The solid polymer electrolyte fuel cell may, for example, have a separator having grooves as the gas channels on each side, and the cathodic separator is supplied with an oxygen-containing gas such as air, while the anodic separator is supplied with a hydrogen-containing gas, when the cell is in operation. A plurality of membrane-electrode assemblies may be piled up into a stack by interposing separators.
There is no particular restriction on how to prepare a membrane-electrode assembly from the dispersion of the present invention. However, for example, additionally supplied two substrates coated with a catalyst layer coating solution having a catalyst and a catalyst layer resin dispersed therein and then coated with the dispersion of the present invention to form an ion exchange membrane may be adhered by hot pressing with the ion exchange membranes faced inside to give a membrane-electrode assembly having a membrane based on the laminated two ion exchange membranes as an electrolyte membrane. Three substrates may be coated with a coating solution for an anodic catalyst layer, with a coating solution for a cathodic catalyst layer and with the dispersion of the present invention, separately, to form an anodic catalyst layer, a cathodic catalyst layer and an ion exchange membrane, then peeling the ion exchange membrane off the substrate, hot-pressing the anodic catalyst layer and the cathodic catalyst layer so as to interpose the ion exchange membrane therebetween.

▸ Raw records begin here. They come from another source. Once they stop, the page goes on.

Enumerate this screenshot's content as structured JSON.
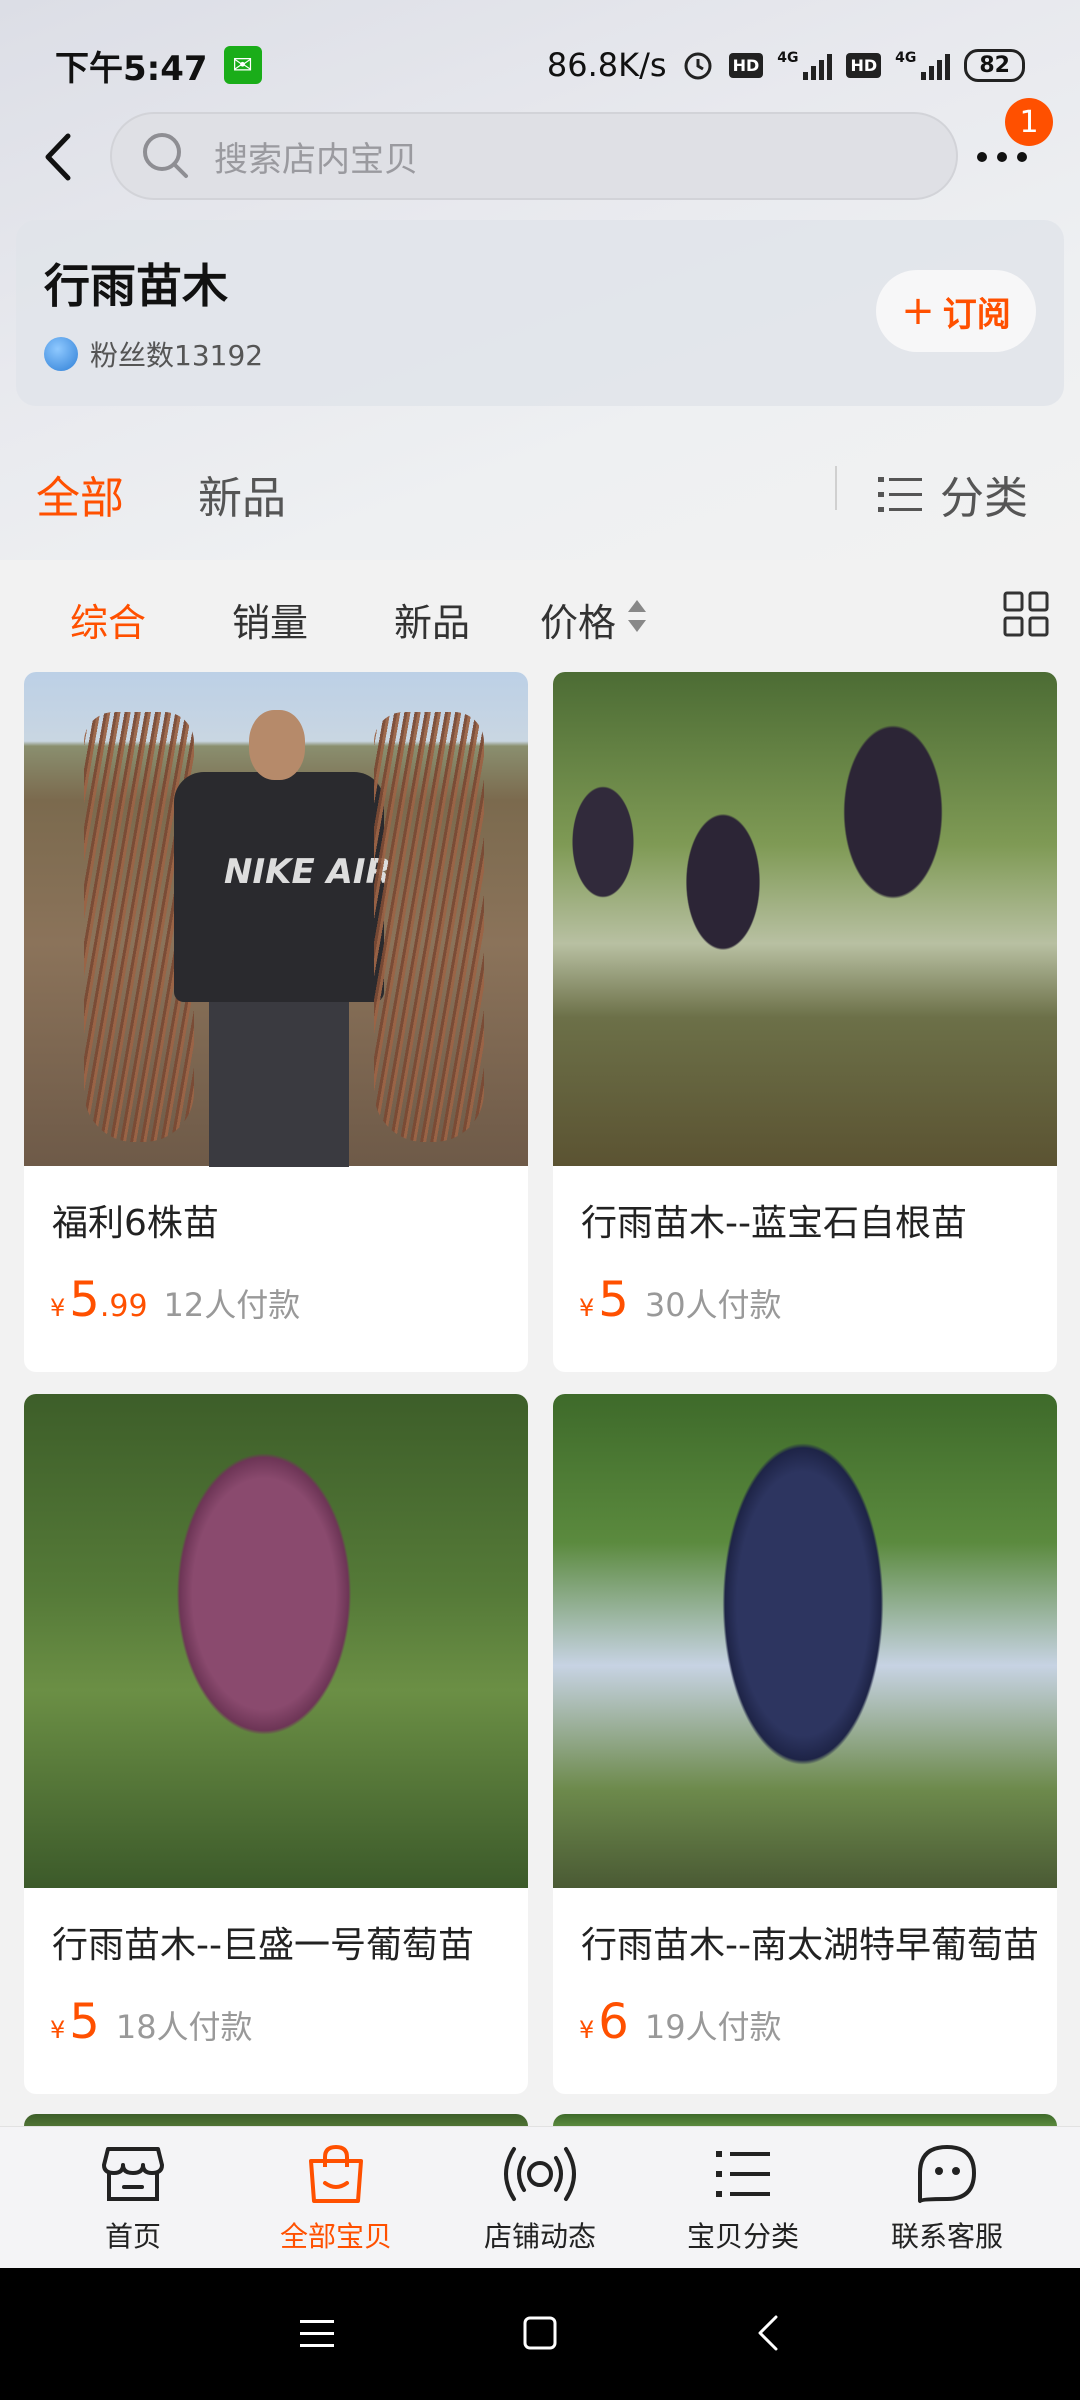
{
  "status_bar": {
    "time": "下午5:47",
    "net_speed": "86.8K/s",
    "hd1": "HD",
    "hd2": "HD",
    "net_type": "4G",
    "battery": "82"
  },
  "header": {
    "search_placeholder": "搜索店内宝贝",
    "message_badge": "1"
  },
  "shop": {
    "name": "行雨苗木",
    "fans_label": "粉丝数13192",
    "subscribe_label": "订阅",
    "subscribe_icon": "+"
  },
  "tabs": {
    "all": "全部",
    "new": "新品",
    "category": "分类"
  },
  "sort": {
    "comprehensive": "综合",
    "sales": "销量",
    "new": "新品",
    "price": "价格"
  },
  "products": [
    {
      "title": "福利6株苗",
      "yen": "¥",
      "price_int": "5",
      "price_dec": ".99",
      "sold": "12人付款"
    },
    {
      "title": "行雨苗木--蓝宝石自根苗",
      "yen": "¥",
      "price_int": "5",
      "price_dec": "",
      "sold": "30人付款"
    },
    {
      "title": "行雨苗木--巨盛一号葡萄苗",
      "yen": "¥",
      "price_int": "5",
      "price_dec": "",
      "sold": "18人付款"
    },
    {
      "title": "行雨苗木--南太湖特早葡萄苗",
      "yen": "¥",
      "price_int": "6",
      "price_dec": "",
      "sold": "19人付款"
    }
  ],
  "photo_text": {
    "shirt": "NIKE AIR"
  },
  "bottom_nav": [
    {
      "label": "首页",
      "icon": "store-icon"
    },
    {
      "label": "全部宝贝",
      "icon": "bag-icon"
    },
    {
      "label": "店铺动态",
      "icon": "broadcast-icon"
    },
    {
      "label": "宝贝分类",
      "icon": "list-icon"
    },
    {
      "label": "联系客服",
      "icon": "chat-icon"
    }
  ],
  "colors": {
    "accent": "#ff5000"
  }
}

In the case where both an ion exchange membrane and a catalyst layer contain fibrilliform fluorocarbon polymer, a mixed dispersion from the dispersion of the present invention and a catalyst may be used as coating solution to form a catalyst layer in the above-mentioned procedures. In the case of an ion exchange membrane which is not obtained from the dispersion of the present invention, various known methods may be employed. For example, (1) both sides of such an ion exchange membrane may be coated with the dispersion of the present invention, (2) two gas diffusion layers having catalyst layers formed from a coating solution containing the dispersion of the present invention may be hot-pressed so as to interpose an ion exchange membrane, or (3) two substrates having catalyst layers formed from a coating solution containing the dispersion of the present invention may be hot-pressed with an ion exchange membrane interposed therebetween to transfer the catalyst layers onto the ion exchange membrane.